New research offers hope to elite athletes who have genetic heart conditions but still want to play sports. In the new study, after a follow-up of seven years, researchers found that 95% of athletes with a diagnosed and treated genetic heart disease had no disease-triggered cardiac events. These would have included fainting or seizures, implantable cardio-defibrillator (ICD) shocks, sudden cardiac arrest or sudden cardiac death. The researchers said the study was the first to assess the risk of potentially life-threatening arrhythmias (irregular heartbeat) among National Collegiate Athletic Association Division I and professional athletes with heart conditions that can increase the risk of sudden cardiac death, such as hypertrophic cardiomyopathy (HCM) and long QT syndrome (LQTS). Although people who have these heart conditions are often advised to avoid vigorous exercise and many are disqualified from sports, the findings suggest that may not be necessary. “This initial data set offers a story of hope and encouragement,” said Katherine Martinez, who conducted the study as an intern in the Mayo Clinic Windland Smith Rice Sudden Death Genomics Laboratory. “With shared decision-making and appropriate risk stratification by an expert, we expect anybody of any age can live and thrive despite their diagnosis.” For players and fans alike, witnessing an athlete experience heart trouble can be traumatic, such as when Buffalo Bills safety Damar Hamlin suffered cardiac arrest during a…  read on >  read on >
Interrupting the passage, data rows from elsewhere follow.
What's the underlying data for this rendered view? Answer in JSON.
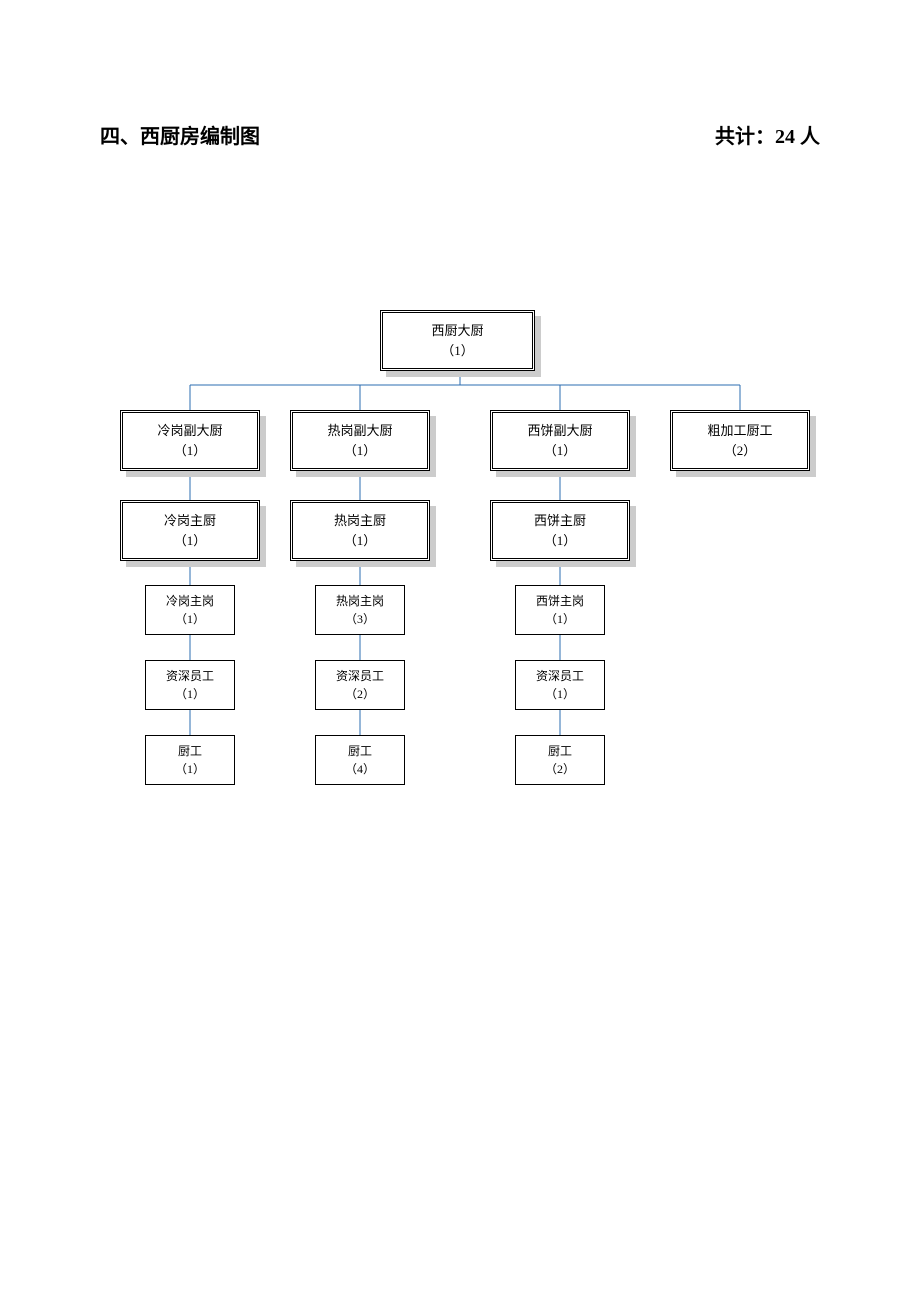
{
  "header": {
    "title": "四、西厨房编制图",
    "total": "共计：24 人"
  },
  "chart_data": {
    "type": "tree",
    "root": {
      "title": "西厨大厨",
      "count": "（1）"
    },
    "branches": [
      {
        "deputy": {
          "title": "冷岗副大厨",
          "count": "（1）"
        },
        "head": {
          "title": "冷岗主厨",
          "count": "（1）"
        },
        "lead": {
          "title": "冷岗主岗",
          "count": "（1）"
        },
        "senior": {
          "title": "资深员工",
          "count": "（1）"
        },
        "cook": {
          "title": "厨工",
          "count": "（1）"
        }
      },
      {
        "deputy": {
          "title": "热岗副大厨",
          "count": "（1）"
        },
        "head": {
          "title": "热岗主厨",
          "count": "（1）"
        },
        "lead": {
          "title": "热岗主岗",
          "count": "（3）"
        },
        "senior": {
          "title": "资深员工",
          "count": "（2）"
        },
        "cook": {
          "title": "厨工",
          "count": "（4）"
        }
      },
      {
        "deputy": {
          "title": "西饼副大厨",
          "count": "（1）"
        },
        "head": {
          "title": "西饼主厨",
          "count": "（1）"
        },
        "lead": {
          "title": "西饼主岗",
          "count": "（1）"
        },
        "senior": {
          "title": "资深员工",
          "count": "（1）"
        },
        "cook": {
          "title": "厨工",
          "count": "（2）"
        }
      },
      {
        "deputy": {
          "title": "粗加工厨工",
          "count": "（2）"
        }
      }
    ]
  }
}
You can keep an arm in a cast from wasting away, researchers say, by working out your free arm. A small group of young men who performed eccentric contraction exercises with one arm — lowering a dumbbell in a slow and controlled motion — saw a 4% strength improvement in the other arm, even though it was immobilized by a cast at the elbow. Another group assigned to perform concentric contraction exercises — lifting a dumbbell — only lost about 4% of muscle strength in their immobilized arm, the study results showed. By comparison, a “control group” that did no exercises suffered a 15% decrease in their immobilized arm during the three-week study. It was already known that gaining muscle strength in one limb through resistance training will transfer to the same muscle on the opposite side of the body, said lead researcher Ken Nosaka. He is head of exercise and sports science at the Edith Cowan University School of Medical and Health Sciences, in Australia. “This is known as the cross-education effect,” Nosaka said in a university news release. “The key aspect of this study is one particular type of muscle contraction proved most effective.” For the study, 36 young men had their non-dominant arm immobilized by a cast at their elbow joint for three weeks. They were then split into three groups evenly:…  read on >  read on >